Ministers were under intense pressure last night to open new pay talks that could prevent a devastating series of NHS strikes, as health unions suggested a deal could be struck if both sides were willing to negotiate and compromise.
Amid claims from Labor and from NHS sources that ministers appeared to be playing politics and deliberately “spoiled for a fight”, union leaders strongly suggested an improved but still sub-inflationary offer similar to that seen at the end of Scottish health unions were made. of last month by the Holyrood government – which led to strike threats north of the border being lifted – could help break the deadlock elsewhere in the UK.
The health unions, led by the Royal College of Nursing, Unison and the GMB, are furious that health secretary Steve Barclay is refusing to even discuss any improvement in the government’s offer to health care workers, which is capped at 3% and based on the recommendations from the NHS pay review body.
Officials say that in two meetings since the RCN vote for action was announced, Barclay has refused to discuss pay levels.
The RCN yesterday stepped up its preparations for strikes on 15 and 20 December. Only five areas of care will be protected: chemotherapy, critical care, dialysis, pediatric intensive care and neonatal. But the unions also hinted at flexibility.
Leaders of the RCN and Unison joined the Observer that if an agreement similar to that offered in Scotland – between 5% and 11% depending on staff grades – is put forward, it could be a basis for progress.
Pat Cullen, general secretary of the RCN, said: “By refusing my requests for negotiations, Steve Barclay is directly responsible for this month’s strike.
“Nursing staff do not want to be outside their hospitals; they want to be inside, feel respected and able to provide safe care to patients. Nurses are the patients’ voice and we are proud of our strong public support.

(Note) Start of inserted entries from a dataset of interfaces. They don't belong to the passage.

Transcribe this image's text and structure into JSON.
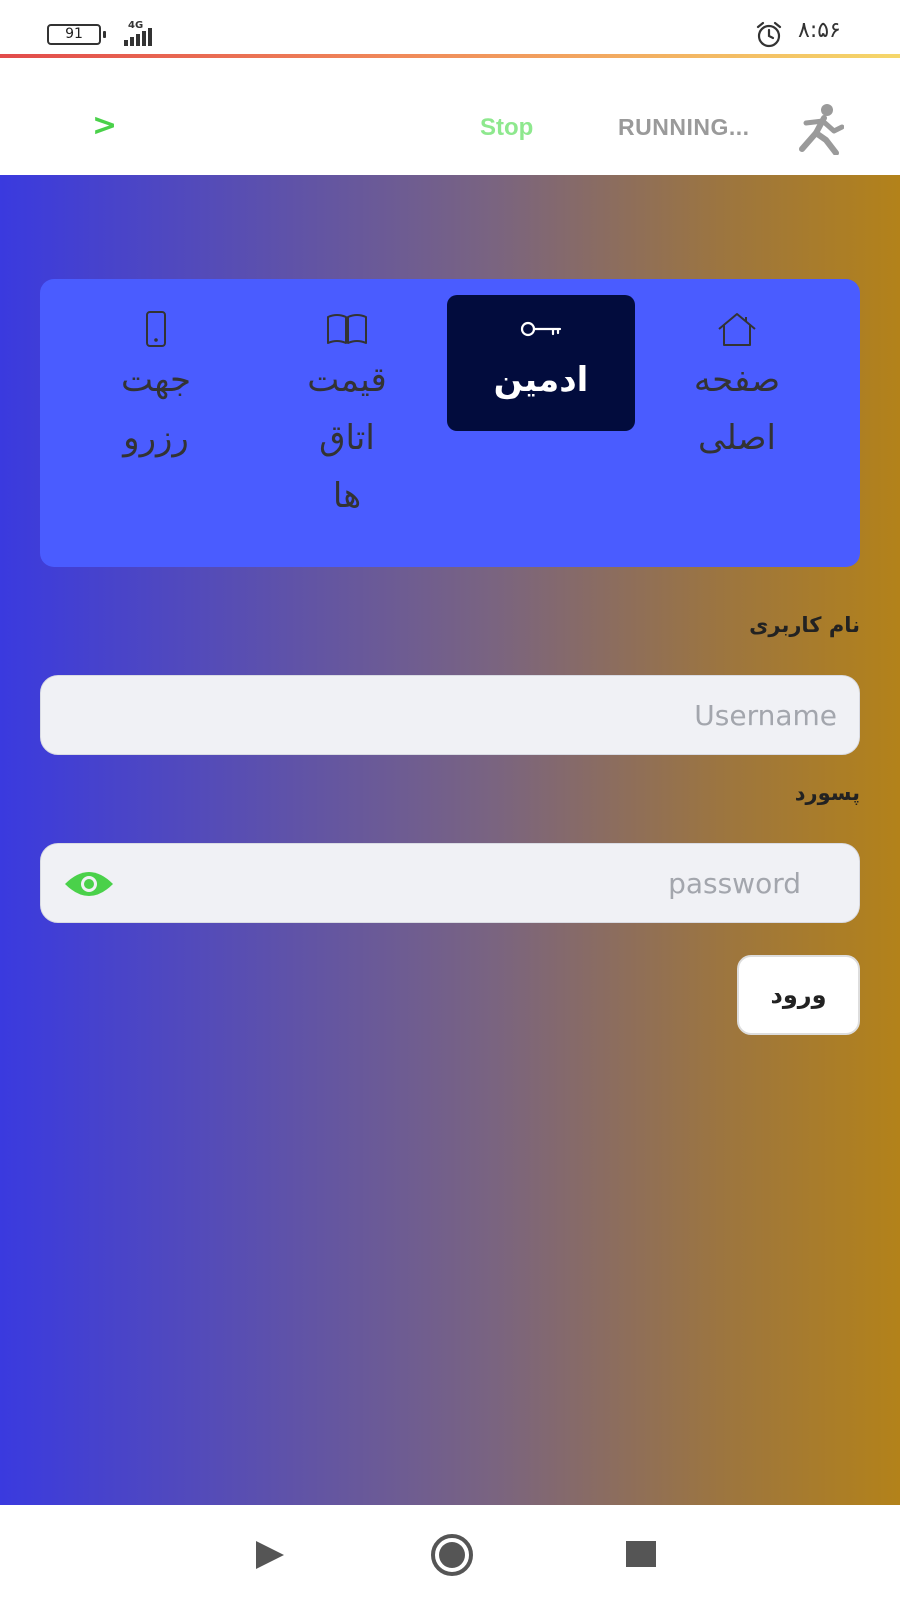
{
  "status_bar": {
    "battery_level": "91",
    "network_type": "4G",
    "time": "۸:۵۶",
    "icons": [
      "battery-icon",
      "signal-icon",
      "alarm-icon"
    ]
  },
  "app_bar": {
    "back_icon": "chevron-icon",
    "stop_label": "Stop",
    "running_label": "RUNNING...",
    "runner_icon": "runner-icon",
    "accent_color": "#4ad14a"
  },
  "nav": {
    "items": [
      {
        "icon": "phone-icon",
        "label_line1": "جهت",
        "label_line2": "رزرو",
        "label_line3": ""
      },
      {
        "icon": "book-icon",
        "label_line1": "قیمت",
        "label_line2": "اتاق",
        "label_line3": "ها"
      },
      {
        "icon": "key-icon",
        "label_line1": "ادمین",
        "label_line2": "",
        "label_line3": "",
        "active": true
      },
      {
        "icon": "home-icon",
        "label_line1": "صفحه",
        "label_line2": "اصلی",
        "label_line3": ""
      }
    ],
    "card_color": "#4a5cff",
    "active_color": "#020c3d"
  },
  "form": {
    "username_label": "نام کاربری",
    "username_value": "",
    "username_placeholder": "Username",
    "password_label": "پسورد",
    "password_value": "",
    "password_placeholder": "password",
    "eye_icon": "eye-icon",
    "eye_color": "#4ad14a",
    "submit_label": "ورود"
  },
  "system_nav": {
    "icons": [
      "back-triangle-icon",
      "home-circle-icon",
      "recents-square-icon"
    ]
  }
}
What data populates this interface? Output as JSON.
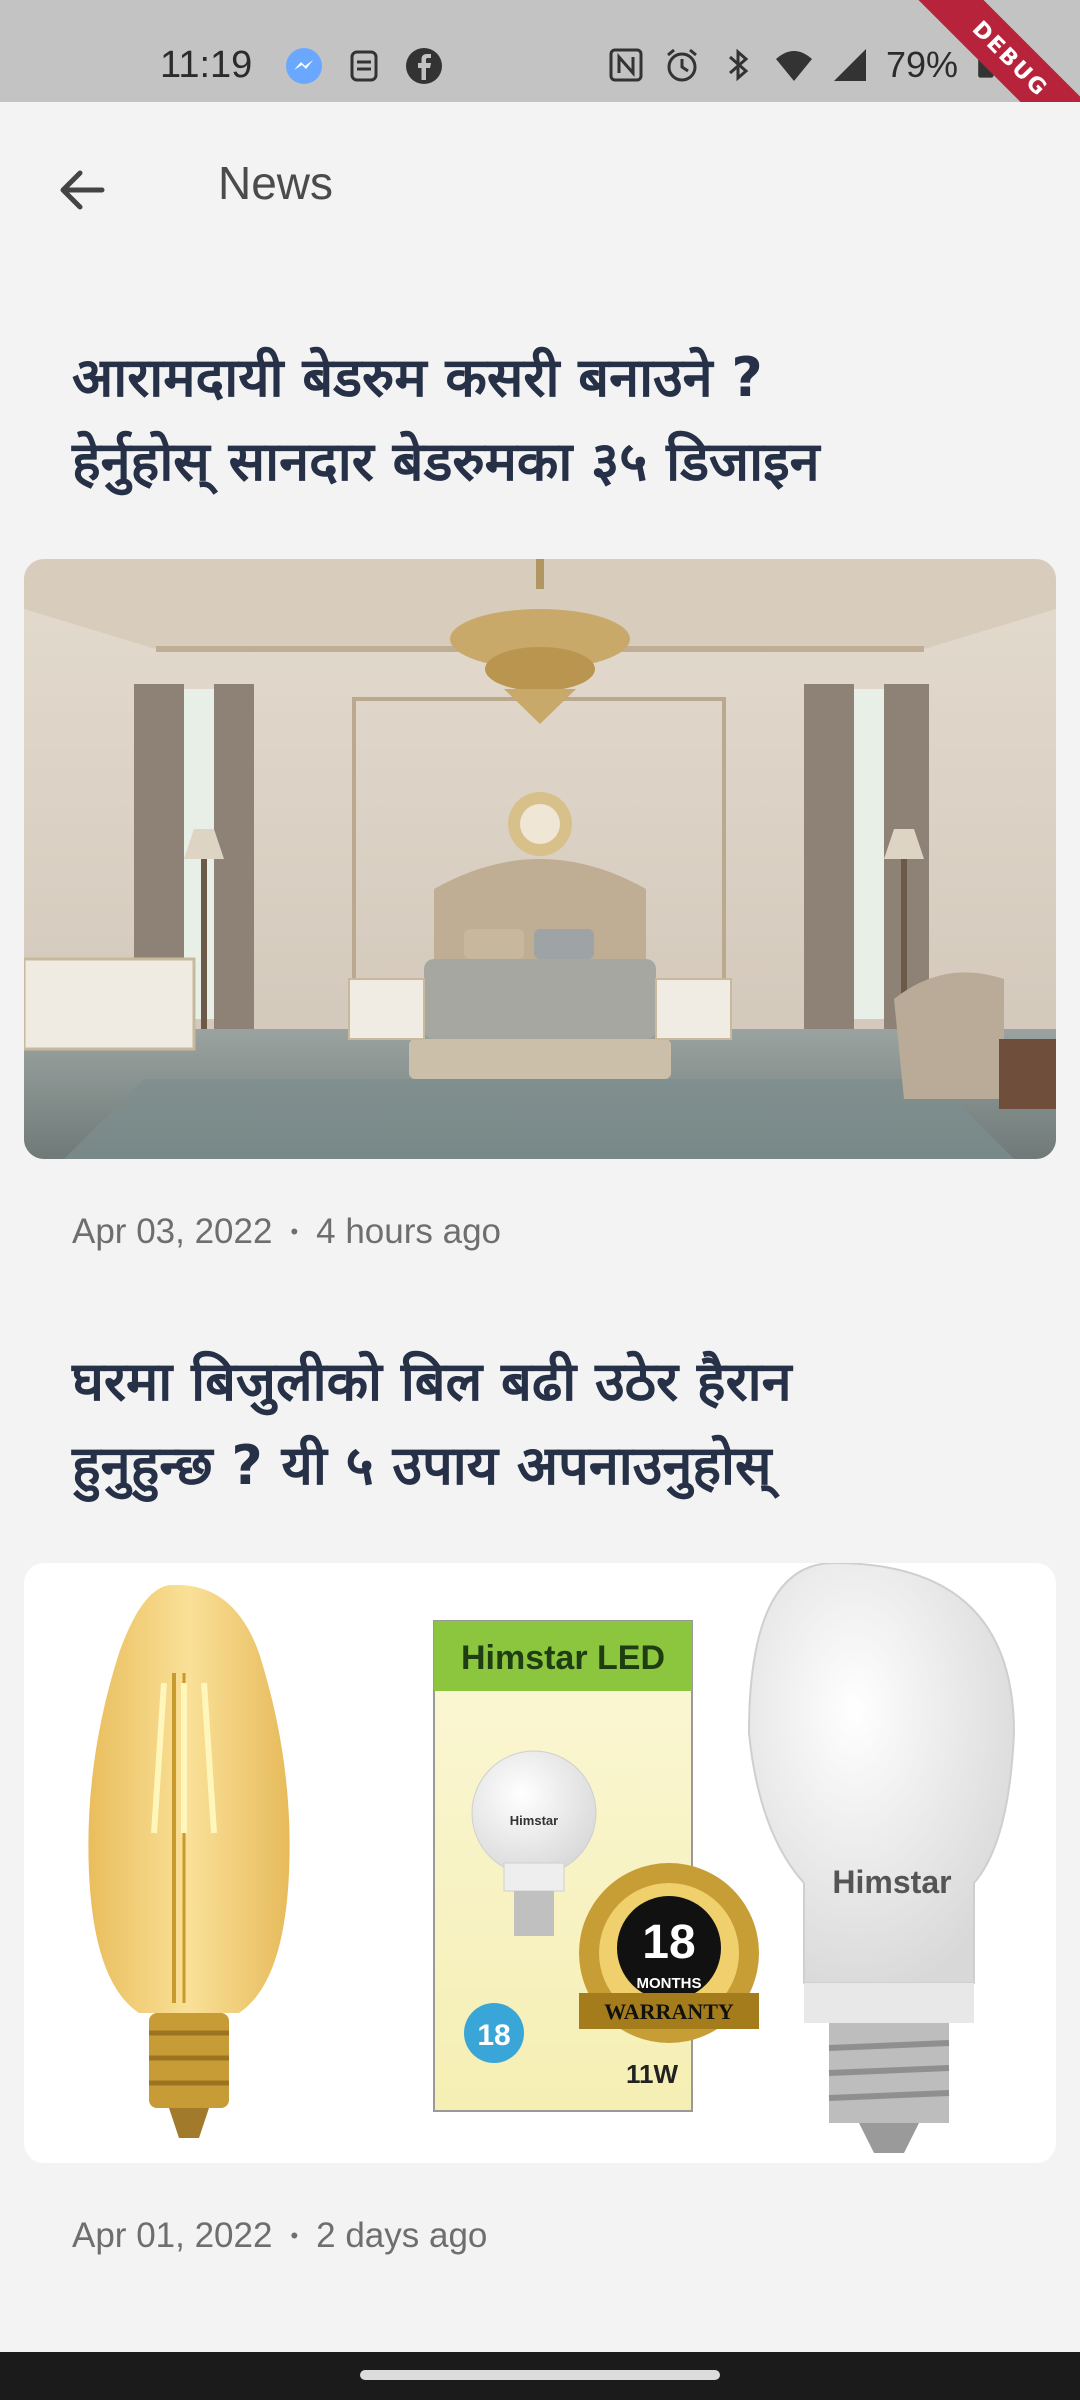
{
  "status_bar": {
    "time": "11:19",
    "battery": "79%",
    "left_icons": [
      "messenger-icon",
      "app-notification-icon",
      "facebook-icon"
    ],
    "right_icons": [
      "nfc-icon",
      "alarm-icon",
      "bluetooth-icon",
      "wifi-icon",
      "signal-icon",
      "battery-icon"
    ]
  },
  "debug_banner": "DEBUG",
  "app_bar": {
    "title": "News",
    "back_icon": "arrow-left-icon"
  },
  "articles": [
    {
      "title_line1": "आरामदायी बेडरुम कसरी बनाउने ?",
      "title_line2": "हेर्नुहोस् सानदार बेडरुमका ३५ डिजाइन",
      "date": "Apr 03, 2022",
      "separator": "•",
      "ago": "4 hours ago"
    },
    {
      "title_line1": "घरमा बिजुलीको बिल बढी उठेर हैरान",
      "title_line2": "हुनुहुन्छ ? यी ५ उपाय अपनाउनुहोस्",
      "date": "Apr 01, 2022",
      "separator": "•",
      "ago": "2 days ago",
      "image_text": {
        "box_brand": "Himstar LED",
        "box_bulb_label": "Himstar",
        "badge_number": "18",
        "badge_months": "MONTHS",
        "badge_warranty": "WARRANTY",
        "box_watts": "11W",
        "box_small_badge": "18",
        "bulb_brand": "Himstar"
      }
    }
  ],
  "colors": {
    "background": "#f3f3f3",
    "status_bar": "#c3c3c3",
    "title_text": "#263047",
    "meta_text": "#6e6e6e",
    "debug_banner": "#b7233a"
  }
}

“Advanced planning is underway for the days of strike, especially to keep patients safe. Our Scottish members will begin voting this week on a new offer that has emerged from negotiations there. It should be a lesson to ministers elsewhere that negotiations can block action, and pay offers are put to members for a vote.”
Christina McAnea, general secretary of Unison, said: “It is in the gift of the government to stop strikes across the NHS this winter. But that means ministers have to start talking to unions about pay.”
She added that Barclay needs to look at how a breakthrough has been achieved in Scotland: “The health secretary needs to stop hiding behind the pay review body to justify the government’s bad pay rise for health workers this year. Even better, he should learn from the way ministers in Holyrood have fended off strikes with negotiations and more pay.”
McAnea said the lowest paid NHS workers in Scotland could earn £800 more than their English colleagues this year. “This will give nightmares to NHS trusts close to the border, who risk losing many staff to Scotland.”
An opinion poll for today’s Observer suggests that the public is on the side of NHS workers. It found that 57% of people surveyed support nurses striking on December 15 and 20, while 30% are opposed. Almost twice as many people (42%) blame the government for the pending strikes as the health unions (23%).
Last night sources close to Barclay said he had written to the GMB and RCN at the weekend saying his “door is still open”, but they reiterated he would not talk about an improved pay offer.
Matthew Taylor, chief executive of the NHS Confederation, the membership organization for the health care system in England, Wales and Northern Ireland, urged both sides to resolve the dispute and warned at the weekend that the NHS vacancy crisis could worsen becomes during a protracted dispute.
He said: “Even if we didn’t have strike ballots, we would still have a crisis in the NHS in recruitment, retention and motivation. There is a sense among NHS leaders of this vicious cycle where the vacancies make the job even harder and this leads to more people walking away.” He appealed to the government and the unions to resolve the salary dispute.
The RCN wrote to hospital trusts this weekend ahead of the strikes later this month. It warns that it is the responsibility of trusts to protect patients, saying: “In making a decision to run a service, it is the responsibility of your organization to ensure that the service can be staffed safely without RCN members who are allowed to take part in strike action.”
Shadow health secretary Wes Streeting said the government appeared to be playing politics and should focus on finding a deal. “There is an agreement that needs to be made even at this late stage to prevent strike action, which is surely in the best interests of patients and staff. What I find extraordinary and deeply irresponsible is that the government has not spent a single minute on formal negotiations with the unions.
“That unions are willing to recommend deals in other parts of the UK shows that they are willing to be reasonable and the government in Westminster is not. It’s starting to look like ministers are spoiling for a fight.”